◆ Task requirements
Out of the data below, copy every line with the string "ultimate".

◆ Dataset rows describing interfaces
BEGIN
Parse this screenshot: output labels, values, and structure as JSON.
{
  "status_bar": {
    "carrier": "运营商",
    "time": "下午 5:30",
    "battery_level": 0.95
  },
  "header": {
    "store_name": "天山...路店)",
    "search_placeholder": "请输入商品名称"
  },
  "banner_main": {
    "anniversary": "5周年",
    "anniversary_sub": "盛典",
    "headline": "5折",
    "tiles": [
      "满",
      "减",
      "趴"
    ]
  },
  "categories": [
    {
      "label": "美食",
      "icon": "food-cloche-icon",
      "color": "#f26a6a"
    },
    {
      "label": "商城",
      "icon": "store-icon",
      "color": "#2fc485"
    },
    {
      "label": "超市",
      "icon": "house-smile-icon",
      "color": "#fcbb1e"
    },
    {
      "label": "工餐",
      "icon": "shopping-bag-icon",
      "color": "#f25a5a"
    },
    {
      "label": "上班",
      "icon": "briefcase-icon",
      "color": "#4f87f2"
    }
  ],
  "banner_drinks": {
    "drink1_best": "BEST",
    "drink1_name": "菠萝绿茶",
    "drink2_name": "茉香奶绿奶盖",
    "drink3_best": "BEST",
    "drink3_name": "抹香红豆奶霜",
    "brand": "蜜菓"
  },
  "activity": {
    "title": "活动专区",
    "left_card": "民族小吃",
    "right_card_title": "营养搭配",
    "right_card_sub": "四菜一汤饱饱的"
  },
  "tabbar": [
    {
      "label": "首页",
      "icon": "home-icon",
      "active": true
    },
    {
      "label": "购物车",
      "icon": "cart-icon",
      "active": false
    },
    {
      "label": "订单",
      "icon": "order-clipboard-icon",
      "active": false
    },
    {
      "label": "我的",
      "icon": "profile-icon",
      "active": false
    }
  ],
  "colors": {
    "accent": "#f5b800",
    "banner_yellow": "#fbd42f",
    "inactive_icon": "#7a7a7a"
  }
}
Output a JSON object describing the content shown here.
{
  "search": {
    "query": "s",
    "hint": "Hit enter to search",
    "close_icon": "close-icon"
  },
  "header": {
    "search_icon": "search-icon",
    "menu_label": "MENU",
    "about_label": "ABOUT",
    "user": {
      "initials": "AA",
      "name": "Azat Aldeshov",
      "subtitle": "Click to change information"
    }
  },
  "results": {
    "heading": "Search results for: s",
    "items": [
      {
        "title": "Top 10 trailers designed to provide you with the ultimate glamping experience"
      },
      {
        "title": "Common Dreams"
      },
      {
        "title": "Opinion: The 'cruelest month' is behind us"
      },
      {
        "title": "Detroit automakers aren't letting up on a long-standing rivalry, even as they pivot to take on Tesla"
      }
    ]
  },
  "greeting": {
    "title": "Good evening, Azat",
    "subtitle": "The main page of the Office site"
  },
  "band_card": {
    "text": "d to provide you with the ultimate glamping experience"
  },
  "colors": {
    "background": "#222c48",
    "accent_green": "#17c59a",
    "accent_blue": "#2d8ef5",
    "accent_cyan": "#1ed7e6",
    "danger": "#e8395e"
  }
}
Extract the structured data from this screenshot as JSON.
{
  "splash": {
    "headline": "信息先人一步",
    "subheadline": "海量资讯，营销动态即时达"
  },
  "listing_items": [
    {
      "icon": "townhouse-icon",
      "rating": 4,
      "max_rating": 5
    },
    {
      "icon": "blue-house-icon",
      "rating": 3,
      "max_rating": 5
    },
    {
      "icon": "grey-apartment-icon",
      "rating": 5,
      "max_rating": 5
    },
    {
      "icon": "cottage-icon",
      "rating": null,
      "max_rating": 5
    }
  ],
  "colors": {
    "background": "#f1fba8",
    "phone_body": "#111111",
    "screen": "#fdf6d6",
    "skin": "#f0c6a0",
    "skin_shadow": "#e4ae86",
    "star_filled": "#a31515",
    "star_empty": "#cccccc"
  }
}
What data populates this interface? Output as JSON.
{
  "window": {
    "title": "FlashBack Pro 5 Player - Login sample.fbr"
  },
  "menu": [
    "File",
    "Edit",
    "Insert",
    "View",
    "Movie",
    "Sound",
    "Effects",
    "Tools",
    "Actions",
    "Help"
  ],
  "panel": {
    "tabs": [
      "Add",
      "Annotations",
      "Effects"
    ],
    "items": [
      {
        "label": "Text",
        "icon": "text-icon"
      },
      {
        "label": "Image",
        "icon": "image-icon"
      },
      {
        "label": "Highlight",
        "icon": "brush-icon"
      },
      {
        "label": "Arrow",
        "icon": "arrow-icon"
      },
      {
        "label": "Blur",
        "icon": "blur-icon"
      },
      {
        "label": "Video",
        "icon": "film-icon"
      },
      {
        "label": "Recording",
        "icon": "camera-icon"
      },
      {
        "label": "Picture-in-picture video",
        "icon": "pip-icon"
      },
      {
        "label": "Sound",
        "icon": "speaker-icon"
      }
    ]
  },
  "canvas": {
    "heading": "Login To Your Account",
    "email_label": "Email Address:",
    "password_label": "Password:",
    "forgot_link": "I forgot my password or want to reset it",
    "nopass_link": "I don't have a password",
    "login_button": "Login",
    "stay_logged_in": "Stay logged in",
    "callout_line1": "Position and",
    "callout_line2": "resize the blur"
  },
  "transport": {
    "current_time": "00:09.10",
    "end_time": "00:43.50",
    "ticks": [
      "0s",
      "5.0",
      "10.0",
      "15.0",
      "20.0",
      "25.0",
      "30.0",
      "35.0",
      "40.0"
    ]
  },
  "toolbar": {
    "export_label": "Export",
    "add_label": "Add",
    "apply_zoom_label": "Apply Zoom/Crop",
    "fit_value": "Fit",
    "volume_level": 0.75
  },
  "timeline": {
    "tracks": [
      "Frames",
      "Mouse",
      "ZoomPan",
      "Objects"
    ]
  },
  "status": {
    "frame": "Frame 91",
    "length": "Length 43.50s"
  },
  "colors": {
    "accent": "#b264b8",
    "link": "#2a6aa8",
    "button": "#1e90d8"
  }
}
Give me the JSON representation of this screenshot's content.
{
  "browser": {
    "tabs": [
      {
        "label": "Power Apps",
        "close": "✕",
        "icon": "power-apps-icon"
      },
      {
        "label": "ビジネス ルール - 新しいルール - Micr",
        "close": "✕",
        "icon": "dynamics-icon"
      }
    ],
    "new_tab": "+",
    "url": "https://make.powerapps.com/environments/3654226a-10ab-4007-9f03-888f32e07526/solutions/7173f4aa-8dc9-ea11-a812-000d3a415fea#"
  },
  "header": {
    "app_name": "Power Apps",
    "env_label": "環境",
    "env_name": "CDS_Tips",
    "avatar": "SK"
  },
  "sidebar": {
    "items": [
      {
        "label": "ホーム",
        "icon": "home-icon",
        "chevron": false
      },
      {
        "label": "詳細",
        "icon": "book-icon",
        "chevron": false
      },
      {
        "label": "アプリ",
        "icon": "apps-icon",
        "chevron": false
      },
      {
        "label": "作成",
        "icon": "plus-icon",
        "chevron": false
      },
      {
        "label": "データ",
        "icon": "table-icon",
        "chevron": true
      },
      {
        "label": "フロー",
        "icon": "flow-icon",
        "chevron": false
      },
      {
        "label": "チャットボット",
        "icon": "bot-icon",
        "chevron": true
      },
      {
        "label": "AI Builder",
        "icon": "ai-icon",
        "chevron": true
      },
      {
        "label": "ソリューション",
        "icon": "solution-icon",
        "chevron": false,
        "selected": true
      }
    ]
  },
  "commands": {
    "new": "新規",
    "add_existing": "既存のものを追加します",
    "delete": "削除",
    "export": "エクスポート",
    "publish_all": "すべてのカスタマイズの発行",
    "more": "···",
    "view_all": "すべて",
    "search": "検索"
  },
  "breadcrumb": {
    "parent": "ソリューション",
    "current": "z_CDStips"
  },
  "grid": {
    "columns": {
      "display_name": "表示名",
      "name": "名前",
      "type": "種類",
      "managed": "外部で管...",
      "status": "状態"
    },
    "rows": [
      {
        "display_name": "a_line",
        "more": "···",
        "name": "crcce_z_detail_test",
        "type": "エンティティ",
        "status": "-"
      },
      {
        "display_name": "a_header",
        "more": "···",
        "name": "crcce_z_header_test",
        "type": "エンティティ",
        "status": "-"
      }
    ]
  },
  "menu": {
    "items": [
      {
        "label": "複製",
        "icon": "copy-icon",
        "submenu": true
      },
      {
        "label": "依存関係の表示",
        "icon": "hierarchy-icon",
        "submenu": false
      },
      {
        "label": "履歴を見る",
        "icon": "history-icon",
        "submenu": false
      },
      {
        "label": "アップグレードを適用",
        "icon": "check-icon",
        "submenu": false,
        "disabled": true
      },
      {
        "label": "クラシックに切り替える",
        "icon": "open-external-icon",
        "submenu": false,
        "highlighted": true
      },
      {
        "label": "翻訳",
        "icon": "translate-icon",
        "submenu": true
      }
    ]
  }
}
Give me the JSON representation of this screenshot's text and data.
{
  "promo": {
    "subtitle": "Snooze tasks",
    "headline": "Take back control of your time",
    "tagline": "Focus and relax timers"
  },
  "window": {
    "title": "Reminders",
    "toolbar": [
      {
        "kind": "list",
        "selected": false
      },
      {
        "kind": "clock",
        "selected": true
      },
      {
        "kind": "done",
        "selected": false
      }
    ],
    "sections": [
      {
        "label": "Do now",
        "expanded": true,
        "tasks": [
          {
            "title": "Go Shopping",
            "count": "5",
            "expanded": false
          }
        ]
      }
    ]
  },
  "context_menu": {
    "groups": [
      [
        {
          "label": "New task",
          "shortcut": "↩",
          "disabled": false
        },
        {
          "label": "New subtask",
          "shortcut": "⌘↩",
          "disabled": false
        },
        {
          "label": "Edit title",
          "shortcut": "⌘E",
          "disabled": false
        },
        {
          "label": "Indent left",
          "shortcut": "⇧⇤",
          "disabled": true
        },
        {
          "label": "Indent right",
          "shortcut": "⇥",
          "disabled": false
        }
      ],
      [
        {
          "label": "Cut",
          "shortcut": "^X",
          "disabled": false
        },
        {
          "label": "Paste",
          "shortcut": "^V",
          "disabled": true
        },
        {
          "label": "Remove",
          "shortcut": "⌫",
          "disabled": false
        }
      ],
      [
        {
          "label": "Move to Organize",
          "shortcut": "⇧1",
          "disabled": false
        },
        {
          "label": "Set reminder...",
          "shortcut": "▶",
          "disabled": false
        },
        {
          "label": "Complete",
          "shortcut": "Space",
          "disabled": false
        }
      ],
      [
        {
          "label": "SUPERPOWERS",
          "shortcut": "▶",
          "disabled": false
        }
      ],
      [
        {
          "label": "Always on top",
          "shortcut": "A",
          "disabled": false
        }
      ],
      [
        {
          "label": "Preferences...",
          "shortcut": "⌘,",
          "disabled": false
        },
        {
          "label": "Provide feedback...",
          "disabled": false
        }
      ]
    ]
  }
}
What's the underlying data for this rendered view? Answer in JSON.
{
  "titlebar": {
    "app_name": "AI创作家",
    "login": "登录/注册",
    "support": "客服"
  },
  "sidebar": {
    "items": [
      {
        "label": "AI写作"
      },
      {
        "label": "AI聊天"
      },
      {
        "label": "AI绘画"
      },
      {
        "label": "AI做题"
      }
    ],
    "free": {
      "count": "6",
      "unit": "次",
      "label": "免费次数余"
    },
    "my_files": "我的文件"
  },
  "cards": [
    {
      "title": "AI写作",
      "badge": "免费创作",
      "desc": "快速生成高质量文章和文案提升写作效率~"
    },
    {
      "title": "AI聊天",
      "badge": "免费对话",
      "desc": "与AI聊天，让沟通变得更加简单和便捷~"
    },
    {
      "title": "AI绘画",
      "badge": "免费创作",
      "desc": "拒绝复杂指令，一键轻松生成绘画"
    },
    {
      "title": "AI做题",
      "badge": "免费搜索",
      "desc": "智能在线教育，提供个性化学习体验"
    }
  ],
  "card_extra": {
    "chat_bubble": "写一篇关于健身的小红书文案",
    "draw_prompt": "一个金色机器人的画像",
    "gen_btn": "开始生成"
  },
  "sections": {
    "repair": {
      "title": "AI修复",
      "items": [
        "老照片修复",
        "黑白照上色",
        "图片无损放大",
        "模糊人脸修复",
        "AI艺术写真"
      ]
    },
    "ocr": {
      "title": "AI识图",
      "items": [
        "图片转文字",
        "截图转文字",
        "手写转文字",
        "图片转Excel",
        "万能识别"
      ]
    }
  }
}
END
◆ Reply to the exercise
        "title": "Top 10 trailers designed to provide you with the ultimate glamping experience"
    "text": "d to provide you with the ultimate glamping experience"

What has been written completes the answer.